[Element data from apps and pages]
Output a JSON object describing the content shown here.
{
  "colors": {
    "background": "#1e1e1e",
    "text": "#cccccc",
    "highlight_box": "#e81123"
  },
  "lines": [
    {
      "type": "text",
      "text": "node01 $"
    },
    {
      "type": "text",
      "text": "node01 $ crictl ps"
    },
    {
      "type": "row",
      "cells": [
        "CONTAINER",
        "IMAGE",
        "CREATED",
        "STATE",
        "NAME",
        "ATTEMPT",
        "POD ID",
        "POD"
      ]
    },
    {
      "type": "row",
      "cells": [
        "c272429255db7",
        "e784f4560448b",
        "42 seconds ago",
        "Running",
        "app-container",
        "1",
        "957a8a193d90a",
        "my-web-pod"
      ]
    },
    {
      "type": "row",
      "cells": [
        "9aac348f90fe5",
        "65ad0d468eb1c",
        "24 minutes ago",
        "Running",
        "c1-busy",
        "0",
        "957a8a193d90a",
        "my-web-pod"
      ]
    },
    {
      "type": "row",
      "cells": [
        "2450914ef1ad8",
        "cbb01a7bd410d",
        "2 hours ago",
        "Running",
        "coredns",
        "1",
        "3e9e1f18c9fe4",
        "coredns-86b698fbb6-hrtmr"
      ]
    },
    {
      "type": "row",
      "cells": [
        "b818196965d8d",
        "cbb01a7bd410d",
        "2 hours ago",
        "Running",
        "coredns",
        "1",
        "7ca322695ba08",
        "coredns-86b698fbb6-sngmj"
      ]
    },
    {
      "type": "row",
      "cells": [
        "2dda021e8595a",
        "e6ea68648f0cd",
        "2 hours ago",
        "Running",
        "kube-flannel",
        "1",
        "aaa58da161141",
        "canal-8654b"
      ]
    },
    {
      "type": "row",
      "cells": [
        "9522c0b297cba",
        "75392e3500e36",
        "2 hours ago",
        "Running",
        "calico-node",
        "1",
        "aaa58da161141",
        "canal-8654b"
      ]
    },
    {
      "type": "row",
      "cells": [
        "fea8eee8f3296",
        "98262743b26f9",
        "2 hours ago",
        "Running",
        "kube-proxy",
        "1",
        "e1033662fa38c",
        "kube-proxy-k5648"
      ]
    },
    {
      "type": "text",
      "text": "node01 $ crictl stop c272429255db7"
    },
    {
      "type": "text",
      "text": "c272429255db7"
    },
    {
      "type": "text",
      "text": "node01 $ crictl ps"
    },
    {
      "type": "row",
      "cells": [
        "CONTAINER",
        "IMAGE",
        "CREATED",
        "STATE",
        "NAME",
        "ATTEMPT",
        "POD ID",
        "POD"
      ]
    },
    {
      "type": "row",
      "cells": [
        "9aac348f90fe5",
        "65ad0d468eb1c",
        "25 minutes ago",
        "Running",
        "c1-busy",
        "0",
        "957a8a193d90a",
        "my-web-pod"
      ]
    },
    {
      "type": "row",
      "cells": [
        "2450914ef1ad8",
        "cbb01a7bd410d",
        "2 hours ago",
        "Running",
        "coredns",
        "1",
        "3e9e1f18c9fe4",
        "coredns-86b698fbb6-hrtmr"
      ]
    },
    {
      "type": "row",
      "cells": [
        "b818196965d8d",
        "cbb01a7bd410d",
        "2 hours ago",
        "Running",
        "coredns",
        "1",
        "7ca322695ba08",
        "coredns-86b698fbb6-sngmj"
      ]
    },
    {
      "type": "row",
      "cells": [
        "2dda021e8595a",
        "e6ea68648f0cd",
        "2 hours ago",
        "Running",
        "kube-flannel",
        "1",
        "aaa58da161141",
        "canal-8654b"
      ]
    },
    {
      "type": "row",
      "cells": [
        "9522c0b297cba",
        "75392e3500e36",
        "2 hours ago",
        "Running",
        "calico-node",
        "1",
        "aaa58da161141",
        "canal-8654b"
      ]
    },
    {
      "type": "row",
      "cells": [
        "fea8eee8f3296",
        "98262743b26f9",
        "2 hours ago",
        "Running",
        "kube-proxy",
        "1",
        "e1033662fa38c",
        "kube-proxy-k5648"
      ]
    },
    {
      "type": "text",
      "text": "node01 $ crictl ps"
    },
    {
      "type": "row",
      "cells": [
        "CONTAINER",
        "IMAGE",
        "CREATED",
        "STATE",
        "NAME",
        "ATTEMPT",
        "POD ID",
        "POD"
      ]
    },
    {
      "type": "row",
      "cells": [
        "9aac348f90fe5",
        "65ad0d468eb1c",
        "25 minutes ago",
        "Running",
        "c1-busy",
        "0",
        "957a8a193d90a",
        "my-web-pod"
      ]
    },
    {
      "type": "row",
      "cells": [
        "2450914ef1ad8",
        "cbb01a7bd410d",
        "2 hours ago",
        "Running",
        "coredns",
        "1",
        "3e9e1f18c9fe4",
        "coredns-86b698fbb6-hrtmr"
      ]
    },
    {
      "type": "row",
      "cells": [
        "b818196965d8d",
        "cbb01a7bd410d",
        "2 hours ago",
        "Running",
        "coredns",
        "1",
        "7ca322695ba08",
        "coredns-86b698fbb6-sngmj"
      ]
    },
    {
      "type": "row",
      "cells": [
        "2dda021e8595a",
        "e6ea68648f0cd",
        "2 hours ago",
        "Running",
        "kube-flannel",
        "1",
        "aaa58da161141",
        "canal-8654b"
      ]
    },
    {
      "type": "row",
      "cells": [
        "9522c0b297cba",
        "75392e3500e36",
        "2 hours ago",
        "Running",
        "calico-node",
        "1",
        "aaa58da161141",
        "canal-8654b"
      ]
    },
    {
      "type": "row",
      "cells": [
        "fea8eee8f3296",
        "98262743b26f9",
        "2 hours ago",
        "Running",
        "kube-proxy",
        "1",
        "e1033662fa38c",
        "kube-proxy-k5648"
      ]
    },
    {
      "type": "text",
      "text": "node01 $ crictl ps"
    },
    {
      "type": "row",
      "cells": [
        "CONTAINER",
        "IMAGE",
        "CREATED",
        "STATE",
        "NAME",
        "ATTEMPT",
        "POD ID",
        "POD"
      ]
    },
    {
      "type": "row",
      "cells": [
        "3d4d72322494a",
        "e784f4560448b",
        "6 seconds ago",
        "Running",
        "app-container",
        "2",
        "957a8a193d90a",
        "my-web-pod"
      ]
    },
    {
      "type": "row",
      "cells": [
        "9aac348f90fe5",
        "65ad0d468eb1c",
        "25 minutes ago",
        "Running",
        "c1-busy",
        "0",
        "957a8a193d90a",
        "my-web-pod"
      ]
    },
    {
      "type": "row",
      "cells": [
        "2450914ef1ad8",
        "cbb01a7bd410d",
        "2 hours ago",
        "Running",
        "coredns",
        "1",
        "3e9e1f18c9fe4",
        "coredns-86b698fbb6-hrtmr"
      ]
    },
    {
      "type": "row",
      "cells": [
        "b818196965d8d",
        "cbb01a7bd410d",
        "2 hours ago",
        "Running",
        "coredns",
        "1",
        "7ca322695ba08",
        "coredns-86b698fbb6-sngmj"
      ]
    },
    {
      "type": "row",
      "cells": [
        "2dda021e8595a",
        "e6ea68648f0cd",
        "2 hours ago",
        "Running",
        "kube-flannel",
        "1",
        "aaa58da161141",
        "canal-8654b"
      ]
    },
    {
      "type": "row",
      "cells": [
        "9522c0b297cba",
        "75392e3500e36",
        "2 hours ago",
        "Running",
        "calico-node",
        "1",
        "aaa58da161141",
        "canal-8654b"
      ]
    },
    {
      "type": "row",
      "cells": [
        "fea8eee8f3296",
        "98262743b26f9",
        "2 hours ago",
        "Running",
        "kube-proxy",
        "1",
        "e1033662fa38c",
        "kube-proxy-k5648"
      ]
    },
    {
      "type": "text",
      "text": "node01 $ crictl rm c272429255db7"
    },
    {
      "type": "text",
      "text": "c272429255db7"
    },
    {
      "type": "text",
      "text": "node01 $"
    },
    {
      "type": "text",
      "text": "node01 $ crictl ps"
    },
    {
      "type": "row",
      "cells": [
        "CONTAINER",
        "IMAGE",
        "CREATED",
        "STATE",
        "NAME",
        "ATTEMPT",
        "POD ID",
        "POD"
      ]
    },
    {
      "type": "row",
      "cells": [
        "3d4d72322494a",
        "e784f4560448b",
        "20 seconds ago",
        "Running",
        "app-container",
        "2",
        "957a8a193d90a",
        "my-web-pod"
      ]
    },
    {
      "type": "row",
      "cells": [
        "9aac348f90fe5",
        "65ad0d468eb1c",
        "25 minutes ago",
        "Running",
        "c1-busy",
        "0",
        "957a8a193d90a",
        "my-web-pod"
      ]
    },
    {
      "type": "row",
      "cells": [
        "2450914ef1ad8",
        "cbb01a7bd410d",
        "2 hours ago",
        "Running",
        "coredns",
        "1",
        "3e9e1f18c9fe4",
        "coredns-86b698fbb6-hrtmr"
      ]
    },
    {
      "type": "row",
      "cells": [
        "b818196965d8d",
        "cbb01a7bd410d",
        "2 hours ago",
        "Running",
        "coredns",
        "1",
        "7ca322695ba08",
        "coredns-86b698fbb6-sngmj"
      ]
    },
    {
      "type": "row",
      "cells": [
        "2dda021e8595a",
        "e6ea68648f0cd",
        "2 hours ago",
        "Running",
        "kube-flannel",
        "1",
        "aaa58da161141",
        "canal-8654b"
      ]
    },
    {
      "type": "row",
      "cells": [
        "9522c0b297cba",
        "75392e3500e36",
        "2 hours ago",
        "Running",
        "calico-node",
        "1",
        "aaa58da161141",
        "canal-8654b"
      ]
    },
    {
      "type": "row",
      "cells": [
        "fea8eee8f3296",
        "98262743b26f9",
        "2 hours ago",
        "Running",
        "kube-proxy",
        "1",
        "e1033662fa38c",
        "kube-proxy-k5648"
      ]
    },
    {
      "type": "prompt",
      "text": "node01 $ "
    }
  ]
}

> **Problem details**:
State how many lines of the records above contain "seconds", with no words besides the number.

> **Exercise output**:
3